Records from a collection
*** Block opens ***
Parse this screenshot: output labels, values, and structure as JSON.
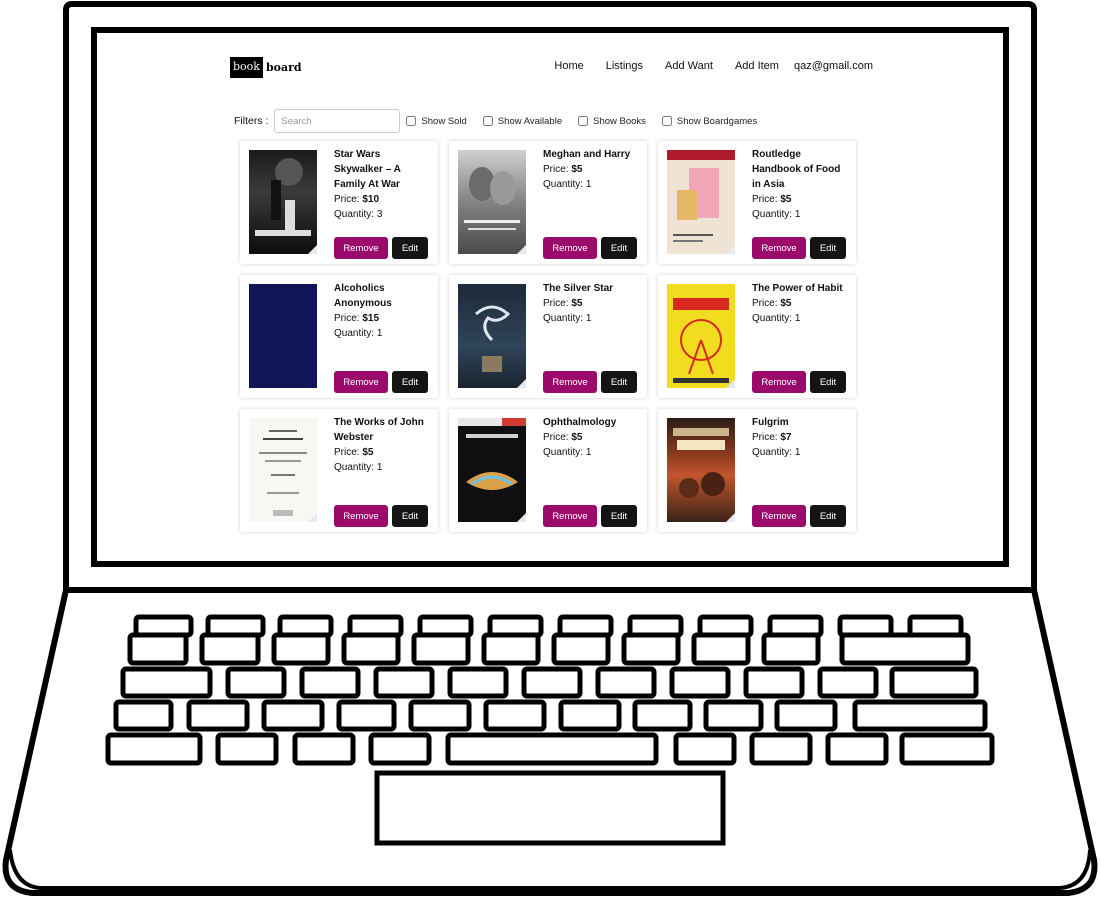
{
  "nav": {
    "logo_box": "book",
    "logo_text": "board",
    "links": [
      "Home",
      "Listings",
      "Add Want",
      "Add Item"
    ],
    "user_email": "qaz@gmail.com"
  },
  "filters": {
    "label": "Filters :",
    "search_placeholder": "Search",
    "options": [
      "Show Sold",
      "Show Available",
      "Show Books",
      "Show Boardgames"
    ]
  },
  "listing": {
    "price_label": "Price:",
    "quantity_label": "Quantity:",
    "remove_label": "Remove",
    "edit_label": "Edit"
  },
  "cards": [
    {
      "title": "Star Wars Skywalker – A Family At War",
      "price": "$10",
      "quantity": "3"
    },
    {
      "title": "Meghan and Harry",
      "price": "$5",
      "quantity": "1"
    },
    {
      "title": "Routledge Handbook of Food in Asia",
      "price": "$5",
      "quantity": "1"
    },
    {
      "title": "Alcoholics Anonymous",
      "price": "$15",
      "quantity": "1"
    },
    {
      "title": "The Silver Star",
      "price": "$5",
      "quantity": "1"
    },
    {
      "title": "The Power of Habit",
      "price": "$5",
      "quantity": "1"
    },
    {
      "title": "The Works of John Webster",
      "price": "$5",
      "quantity": "1"
    },
    {
      "title": "Ophthalmology",
      "price": "$5",
      "quantity": "1"
    },
    {
      "title": "Fulgrim",
      "price": "$7",
      "quantity": "1"
    }
  ],
  "colors": {
    "remove_button": "#9b0a6b",
    "edit_button": "#141414",
    "logo_background": "#000000"
  }
}
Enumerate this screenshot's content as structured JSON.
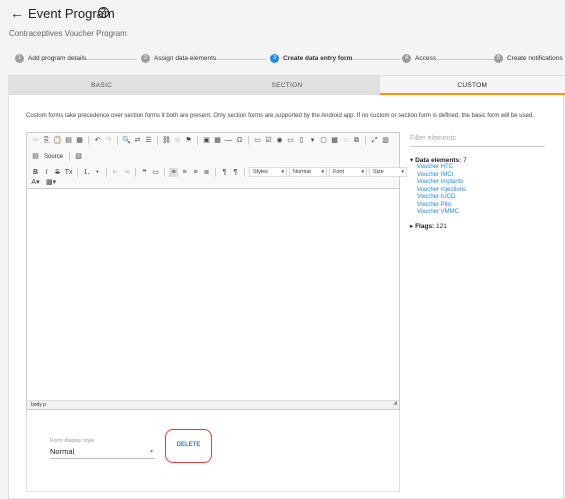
{
  "header": {
    "back_icon": "arrow-left-icon",
    "title": "Event Program",
    "help_icon": "help-circle-icon",
    "subtitle": "Contraceptives Voucher Program"
  },
  "stepper": {
    "steps": [
      {
        "num": "1",
        "label": "Add program details",
        "active": false
      },
      {
        "num": "2",
        "label": "Assign data elements",
        "active": false
      },
      {
        "num": "3",
        "label": "Create data entry form",
        "active": true
      },
      {
        "num": "4",
        "label": "Access",
        "active": false
      },
      {
        "num": "5",
        "label": "Create notifications",
        "active": false
      }
    ]
  },
  "tabs": [
    {
      "label": "BASIC",
      "active": false
    },
    {
      "label": "SECTION",
      "active": false
    },
    {
      "label": "CUSTOM",
      "active": true
    }
  ],
  "info_text": "Custom forms take precedence over section forms it both are present. Only section forms are supported by the Android app. If no custom or section form is defined, the basic form will be used.",
  "editor": {
    "source_label": "Source",
    "styles_label": "Styles",
    "format_label": "Normal",
    "font_label": "Font",
    "size_label": "Size",
    "status_path": "body  p"
  },
  "form_display": {
    "label": "Form display style",
    "value": "Normal",
    "delete_label": "DELETE"
  },
  "sidepanel": {
    "filter_placeholder": "Filter elements",
    "data_elements_label": "Data elements:",
    "data_elements_count": "7",
    "items": [
      "Voucher HTC",
      "Voucher IMCI",
      "Voucher Implants",
      "Voucher Injections",
      "Voucher IUCD",
      "Voucher Pills",
      "Voucher VMMC"
    ],
    "flags_label": "Flags:",
    "flags_count": "121"
  },
  "colors": {
    "accent": "#1e88e5",
    "tab_indicator": "#ff9800",
    "highlight": "#e53935"
  }
}
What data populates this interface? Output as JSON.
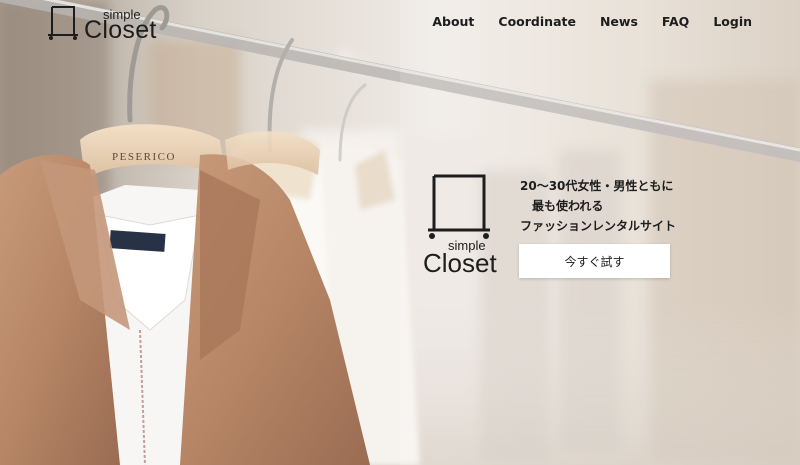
{
  "brand": {
    "simple": "simple",
    "closet": "Closet"
  },
  "nav": {
    "about": "About",
    "coordinate": "Coordinate",
    "news": "News",
    "faq": "FAQ",
    "login": "Login"
  },
  "hero": {
    "tagline_line1": "20〜30代女性・男性ともに",
    "tagline_line2": "最も使われる",
    "tagline_line3": "ファッションレンタルサイト",
    "cta_label": "今すぐ試す",
    "hanger_brand": "PESERICO"
  },
  "colors": {
    "text": "#1d1d1d",
    "button_bg": "#ffffff",
    "coat": "#b68566"
  },
  "icons": {
    "logo": "clothes-rack-icon"
  }
}
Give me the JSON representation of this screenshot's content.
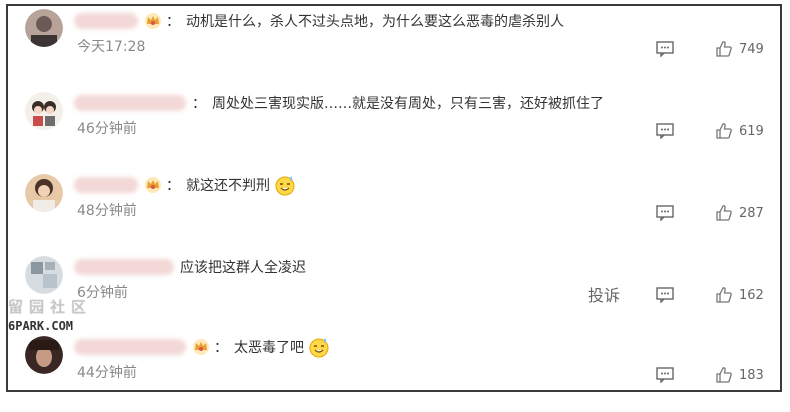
{
  "comments": [
    {
      "text": "动机是什么，杀人不过头点地，为什么要这么恶毒的虐杀别人",
      "time": "今天17:28",
      "likes": "749",
      "vip": true,
      "emoji": false
    },
    {
      "text": "周处处三害现实版……就是没有周处，只有三害，还好被抓住了",
      "time": "46分钟前",
      "likes": "619",
      "vip": false,
      "emoji": false
    },
    {
      "text": "就这还不判刑",
      "time": "48分钟前",
      "likes": "287",
      "vip": true,
      "emoji": true
    },
    {
      "text": "应该把这群人全凌迟",
      "time": "6分钟前",
      "likes": "162",
      "vip": false,
      "emoji": false
    },
    {
      "text": "太恶毒了吧",
      "time": "44分钟前",
      "likes": "183",
      "vip": true,
      "emoji": true
    }
  ],
  "report_label": "投诉",
  "separator": "：",
  "watermark": {
    "top": "留园社区",
    "bottom": "6PARK.COM"
  }
}
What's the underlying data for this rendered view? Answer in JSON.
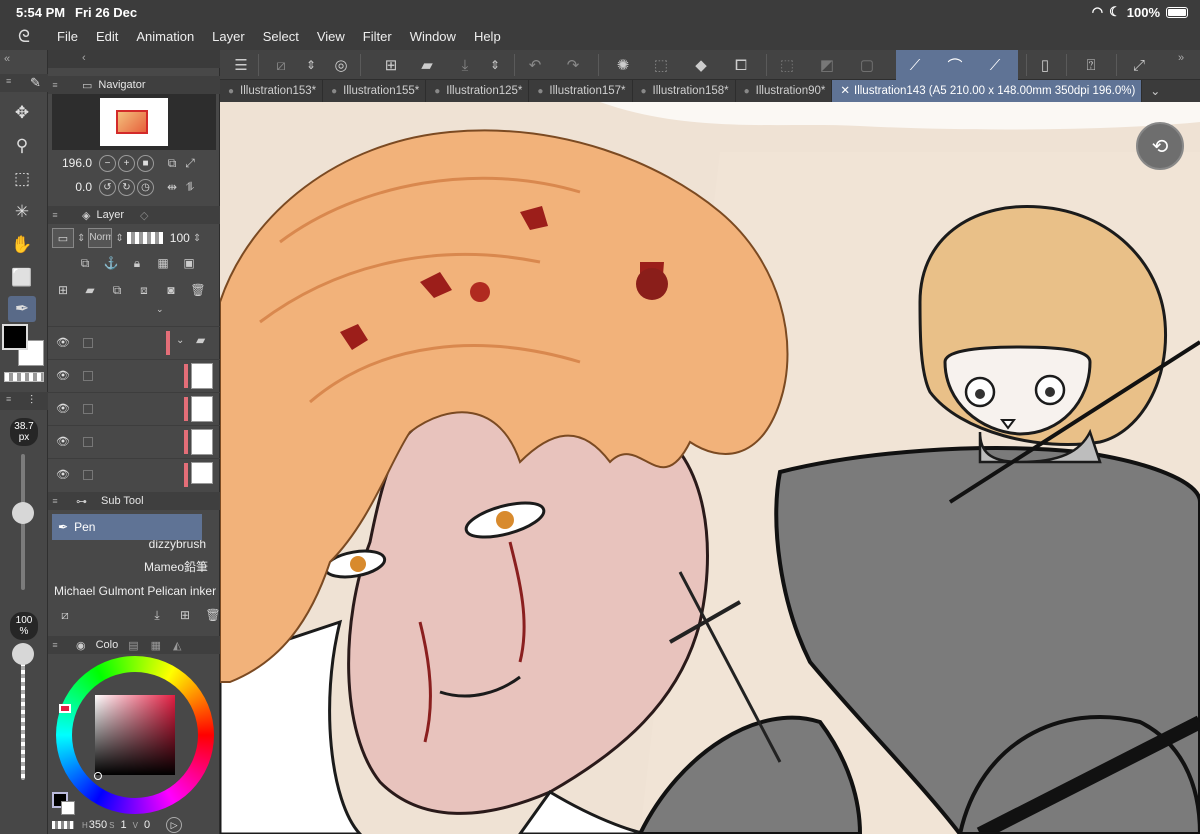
{
  "status": {
    "time": "5:54 PM",
    "date": "Fri 26 Dec",
    "battery": "100%"
  },
  "menu": [
    "File",
    "Edit",
    "Animation",
    "Layer",
    "Select",
    "View",
    "Filter",
    "Window",
    "Help"
  ],
  "navigator": {
    "title": "Navigator",
    "zoom": "196.0",
    "rotation": "0.0"
  },
  "layer": {
    "title": "Layer",
    "blend": "Norm",
    "opacity": "100"
  },
  "subtool": {
    "title": "Sub Tool",
    "selected": "Pen",
    "brushes": [
      "dizzybrush",
      "Mameo鉛筆",
      "Michael Gulmont Pelican inker"
    ]
  },
  "color": {
    "title": "Colo",
    "h": "350",
    "s": "1",
    "v": "0",
    "h_label": "H",
    "s_label": "S",
    "v_label": "V"
  },
  "brush_size": {
    "value": "38.7",
    "unit": "px"
  },
  "opacity_badge": {
    "value": "100",
    "unit": "%"
  },
  "tabs": [
    {
      "label": "Illustration153*",
      "active": false
    },
    {
      "label": "Illustration155*",
      "active": false
    },
    {
      "label": "Illustration125*",
      "active": false
    },
    {
      "label": "Illustration157*",
      "active": false
    },
    {
      "label": "Illustration158*",
      "active": false
    },
    {
      "label": "Illustration90*",
      "active": false
    },
    {
      "label": "Illustration143 (A5 210.00 x 148.00mm 350dpi 196.0%)",
      "active": true
    }
  ],
  "colors": {
    "main": "#000000",
    "sub": "#ffffff",
    "accent": "#5f7395",
    "hair": "#f2b27a",
    "chibi_hair": "#e9c088",
    "coat": "#7b7b7b",
    "paper": "#efe2d4"
  }
}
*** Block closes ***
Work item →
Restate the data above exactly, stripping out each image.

Completed task →
Parse this screenshot: output labels, values, and structure as JSON.
{
  "nav": {
    "logo_box": "book",
    "logo_text": "board",
    "links": [
      "Home",
      "Listings",
      "Add Want",
      "Add Item"
    ],
    "user_email": "qaz@gmail.com"
  },
  "filters": {
    "label": "Filters :",
    "search_placeholder": "Search",
    "options": [
      "Show Sold",
      "Show Available",
      "Show Books",
      "Show Boardgames"
    ]
  },
  "listing": {
    "price_label": "Price:",
    "quantity_label": "Quantity:",
    "remove_label": "Remove",
    "edit_label": "Edit"
  },
  "cards": [
    {
      "title": "Star Wars Skywalker – A Family At War",
      "price": "$10",
      "quantity": "3"
    },
    {
      "title": "Meghan and Harry",
      "price": "$5",
      "quantity": "1"
    },
    {
      "title": "Routledge Handbook of Food in Asia",
      "price": "$5",
      "quantity": "1"
    },
    {
      "title": "Alcoholics Anonymous",
      "price": "$15",
      "quantity": "1"
    },
    {
      "title": "The Silver Star",
      "price": "$5",
      "quantity": "1"
    },
    {
      "title": "The Power of Habit",
      "price": "$5",
      "quantity": "1"
    },
    {
      "title": "The Works of John Webster",
      "price": "$5",
      "quantity": "1"
    },
    {
      "title": "Ophthalmology",
      "price": "$5",
      "quantity": "1"
    },
    {
      "title": "Fulgrim",
      "price": "$7",
      "quantity": "1"
    }
  ],
  "colors": {
    "remove_button": "#9b0a6b",
    "edit_button": "#141414",
    "logo_background": "#000000"
  }
}
Enumerate this screenshot's content as structured JSON.
{
  "header": {
    "back_icon": "arrow-left-icon",
    "title": "Event Program",
    "help_icon": "help-circle-icon",
    "subtitle": "Contraceptives Voucher Program"
  },
  "stepper": {
    "steps": [
      {
        "num": "1",
        "label": "Add program details",
        "active": false
      },
      {
        "num": "2",
        "label": "Assign data elements",
        "active": false
      },
      {
        "num": "3",
        "label": "Create data entry form",
        "active": true
      },
      {
        "num": "4",
        "label": "Access",
        "active": false
      },
      {
        "num": "5",
        "label": "Create notifications",
        "active": false
      }
    ]
  },
  "tabs": [
    {
      "label": "BASIC",
      "active": false
    },
    {
      "label": "SECTION",
      "active": false
    },
    {
      "label": "CUSTOM",
      "active": true
    }
  ],
  "info_text": "Custom forms take precedence over section forms it both are present. Only section forms are supported by the Android app. If no custom or section form is defined, the basic form will be used.",
  "editor": {
    "source_label": "Source",
    "styles_label": "Styles",
    "format_label": "Normal",
    "font_label": "Font",
    "size_label": "Size",
    "status_path": "body  p"
  },
  "form_display": {
    "label": "Form display style",
    "value": "Normal",
    "delete_label": "DELETE"
  },
  "sidepanel": {
    "filter_placeholder": "Filter elements",
    "data_elements_label": "Data elements:",
    "data_elements_count": "7",
    "items": [
      "Voucher HTC",
      "Voucher IMCI",
      "Voucher Implants",
      "Voucher Injections",
      "Voucher IUCD",
      "Voucher Pills",
      "Voucher VMMC"
    ],
    "flags_label": "Flags:",
    "flags_count": "121"
  },
  "colors": {
    "accent": "#1e88e5",
    "tab_indicator": "#ff9800",
    "highlight": "#e53935"
  }
}
What data populates this interface? Output as JSON.
{
  "brand": {
    "simple": "simple",
    "closet": "Closet"
  },
  "nav": {
    "about": "About",
    "coordinate": "Coordinate",
    "news": "News",
    "faq": "FAQ",
    "login": "Login"
  },
  "hero": {
    "tagline_line1": "20〜30代女性・男性ともに",
    "tagline_line2": "最も使われる",
    "tagline_line3": "ファッションレンタルサイト",
    "cta_label": "今すぐ試す",
    "hanger_brand": "PESERICO"
  },
  "colors": {
    "text": "#1d1d1d",
    "button_bg": "#ffffff",
    "coat": "#b68566"
  },
  "icons": {
    "logo": "clothes-rack-icon"
  }
}
Give me the JSON representation of this screenshot's content.
{
  "comments": [
    {
      "text": "动机是什么，杀人不过头点地，为什么要这么恶毒的虐杀别人",
      "time": "今天17:28",
      "likes": "749",
      "vip": true,
      "emoji": false
    },
    {
      "text": "周处处三害现实版……就是没有周处，只有三害，还好被抓住了",
      "time": "46分钟前",
      "likes": "619",
      "vip": false,
      "emoji": false
    },
    {
      "text": "就这还不判刑",
      "time": "48分钟前",
      "likes": "287",
      "vip": true,
      "emoji": true
    },
    {
      "text": "应该把这群人全凌迟",
      "time": "6分钟前",
      "likes": "162",
      "vip": false,
      "emoji": false
    },
    {
      "text": "太恶毒了吧",
      "time": "44分钟前",
      "likes": "183",
      "vip": true,
      "emoji": true
    }
  ],
  "report_label": "投诉",
  "separator": "：",
  "watermark": {
    "top": "留园社区",
    "bottom": "6PARK.COM"
  }
}
What's the underlying data for this rendered view? Answer in JSON.
{
  "status": {
    "time": "5:54 PM",
    "date": "Fri 26 Dec",
    "battery": "100%"
  },
  "menu": [
    "File",
    "Edit",
    "Animation",
    "Layer",
    "Select",
    "View",
    "Filter",
    "Window",
    "Help"
  ],
  "navigator": {
    "title": "Navigator",
    "zoom": "196.0",
    "rotation": "0.0"
  },
  "layer": {
    "title": "Layer",
    "blend": "Norm",
    "opacity": "100"
  },
  "subtool": {
    "title": "Sub Tool",
    "selected": "Pen",
    "brushes": [
      "dizzybrush",
      "Mameo鉛筆",
      "Michael Gulmont Pelican inker"
    ]
  },
  "color": {
    "title": "Colo",
    "h": "350",
    "s": "1",
    "v": "0",
    "h_label": "H",
    "s_label": "S",
    "v_label": "V"
  },
  "brush_size": {
    "value": "38.7",
    "unit": "px"
  },
  "opacity_badge": {
    "value": "100",
    "unit": "%"
  },
  "tabs": [
    {
      "label": "Illustration153*",
      "active": false
    },
    {
      "label": "Illustration155*",
      "active": false
    },
    {
      "label": "Illustration125*",
      "active": false
    },
    {
      "label": "Illustration157*",
      "active": false
    },
    {
      "label": "Illustration158*",
      "active": false
    },
    {
      "label": "Illustration90*",
      "active": false
    },
    {
      "label": "Illustration143 (A5 210.00 x 148.00mm 350dpi 196.0%)",
      "active": true
    }
  ],
  "colors": {
    "main": "#000000",
    "sub": "#ffffff",
    "accent": "#5f7395",
    "hair": "#f2b27a",
    "chibi_hair": "#e9c088",
    "coat": "#7b7b7b",
    "paper": "#efe2d4"
  }
}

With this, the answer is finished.